The three leading female characters are all strong, determined women. Severine is probably the most independent and decisive. Roísín starts out life being strong-willed and flamboyant, but, in later years, becomes slightly kooky. Sylvia, meanwhile, is the quietly sensitive type, noble and reflective.

Here are a few images that served as inspiration for the story. And, if they were all in their prime now, some actors/personalities I could imagine playing the lead roles.

If you haven’t read it yet, I’d appreciate your help in getting me up the Amazon chart. You can get a copy of it here: Love is Blood.

Love is blood, love story, David Milligan-Croft, romance

Liz Taylor as Severine?

Love is blood, romance, love story, David Milligan-Croft,

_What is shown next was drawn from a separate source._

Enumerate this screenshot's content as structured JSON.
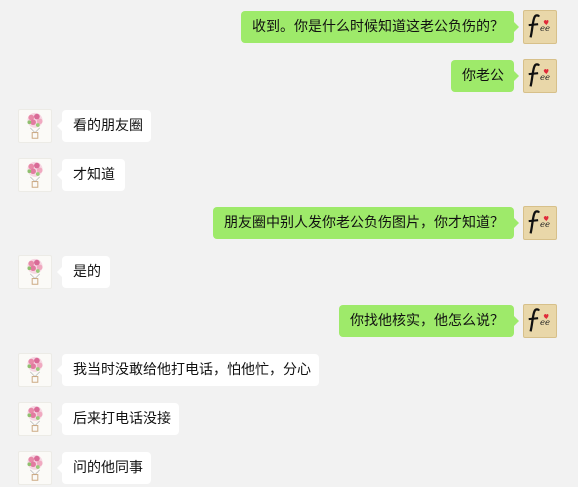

Liz Taylor

Love is blood, love story, David Milligan-Croft, romance

Cary Grant as Harry?

Love is blood, romance, love story, David Milligan-Croft

Audrey Hepburn as Sylvia?

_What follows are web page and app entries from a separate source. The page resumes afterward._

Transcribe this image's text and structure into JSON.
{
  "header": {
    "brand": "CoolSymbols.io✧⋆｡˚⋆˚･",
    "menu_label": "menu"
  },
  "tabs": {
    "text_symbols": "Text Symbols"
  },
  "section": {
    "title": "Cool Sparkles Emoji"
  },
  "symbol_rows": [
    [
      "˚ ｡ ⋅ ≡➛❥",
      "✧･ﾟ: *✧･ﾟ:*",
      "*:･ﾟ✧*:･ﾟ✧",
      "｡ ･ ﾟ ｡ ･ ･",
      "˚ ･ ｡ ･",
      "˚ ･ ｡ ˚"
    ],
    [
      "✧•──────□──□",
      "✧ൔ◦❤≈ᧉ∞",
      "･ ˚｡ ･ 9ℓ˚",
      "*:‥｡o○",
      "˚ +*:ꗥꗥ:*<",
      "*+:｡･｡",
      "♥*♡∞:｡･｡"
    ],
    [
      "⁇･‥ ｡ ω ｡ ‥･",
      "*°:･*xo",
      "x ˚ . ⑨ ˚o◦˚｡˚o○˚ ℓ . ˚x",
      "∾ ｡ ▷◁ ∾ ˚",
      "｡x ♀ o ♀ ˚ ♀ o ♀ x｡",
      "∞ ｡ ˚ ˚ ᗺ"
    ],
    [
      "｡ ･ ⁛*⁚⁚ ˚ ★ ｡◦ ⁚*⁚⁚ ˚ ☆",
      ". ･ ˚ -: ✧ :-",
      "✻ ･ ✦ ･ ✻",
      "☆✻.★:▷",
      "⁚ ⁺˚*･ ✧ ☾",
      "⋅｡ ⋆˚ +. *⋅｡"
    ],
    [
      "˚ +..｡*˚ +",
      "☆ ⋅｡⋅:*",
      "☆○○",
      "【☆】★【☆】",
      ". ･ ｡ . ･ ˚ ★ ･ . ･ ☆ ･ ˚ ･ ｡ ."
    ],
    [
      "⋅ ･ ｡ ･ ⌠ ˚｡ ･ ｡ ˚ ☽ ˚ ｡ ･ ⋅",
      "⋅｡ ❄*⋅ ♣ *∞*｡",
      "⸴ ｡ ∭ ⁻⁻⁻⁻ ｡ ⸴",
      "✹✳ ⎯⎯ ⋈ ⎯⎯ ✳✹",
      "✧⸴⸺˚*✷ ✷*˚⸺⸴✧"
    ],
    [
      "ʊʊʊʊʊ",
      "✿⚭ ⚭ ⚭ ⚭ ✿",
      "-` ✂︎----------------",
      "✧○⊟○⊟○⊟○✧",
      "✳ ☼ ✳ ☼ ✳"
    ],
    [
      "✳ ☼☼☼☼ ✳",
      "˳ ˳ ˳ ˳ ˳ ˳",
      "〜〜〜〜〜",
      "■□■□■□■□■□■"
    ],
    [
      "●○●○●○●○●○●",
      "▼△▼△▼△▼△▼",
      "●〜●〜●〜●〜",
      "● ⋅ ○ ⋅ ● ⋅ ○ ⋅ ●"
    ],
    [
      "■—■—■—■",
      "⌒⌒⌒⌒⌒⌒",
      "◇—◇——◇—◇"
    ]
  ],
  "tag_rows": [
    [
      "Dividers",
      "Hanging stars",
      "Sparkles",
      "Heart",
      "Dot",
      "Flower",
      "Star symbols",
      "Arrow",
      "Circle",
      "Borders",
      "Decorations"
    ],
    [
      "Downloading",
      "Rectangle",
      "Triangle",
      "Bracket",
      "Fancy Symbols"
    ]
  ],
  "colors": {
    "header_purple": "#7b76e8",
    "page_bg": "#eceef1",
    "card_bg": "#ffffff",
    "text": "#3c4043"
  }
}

Love is blood, romance, love story, David Milligan-Croft,

Or Emily Blunt as Sylvia?

Love is Blood, romance, love story, David Milligan-Croft

Lloyd Cole as Dominic?

Love is blood, romance, love story, David Milligan-Croft,

Gina McKee as Roísín?

Love is blood, romance, love story, David Milligan-Croft,

Dominic’s Sunbeam Tiger.

 

Love is blood, romance, love story, David Milligan-Croft,

Severine’s Citroën Pallas DS.

 

Love is blood, romance, love story, David Milligan-Croft,

Saint Paul de Vence, Cote d’Azur.

Love is blood, love story, romance, David Milligan-Croft,

Sartene, Corsica.

Love is blood, romance, love story, David Milligan-Croft,

Cargese, Corsica.

Love is Blood, romance, love story, David Milligan-Croft,

Irish Museum of Modern Art where Dominic works.

Love is blood, romance, love story, David Milligan-Croft,

Harry’s toy workshop?

Love is blood, romance, love story, David Milligan-Croft

Sylvia’s sketchbooks.

Love is Blood, love story, romance, David Milligan-Croft,

Severine’s villa in Grasse, Cote d’Azur.

Love is Blood, romance, love story, David Milligan-Croft,

Modigliani – inspiration for “Clatto”.

Picasso's 'art on paper' - Dominic's mission.

Picasso’s ‘art on paper’ – Dominic’s mission.

Love is blood, romance, love story, David Milligan-Croft.

The Empire State Building, New York.

love is blood, love story, romance, incest, David Milligan-Croft,

Help me make it Number 1!

2 Comments

Filed under Art, Books, Contemporary Arts, Creativity, Ideas, Inspiration, Literature, Poetry, Writing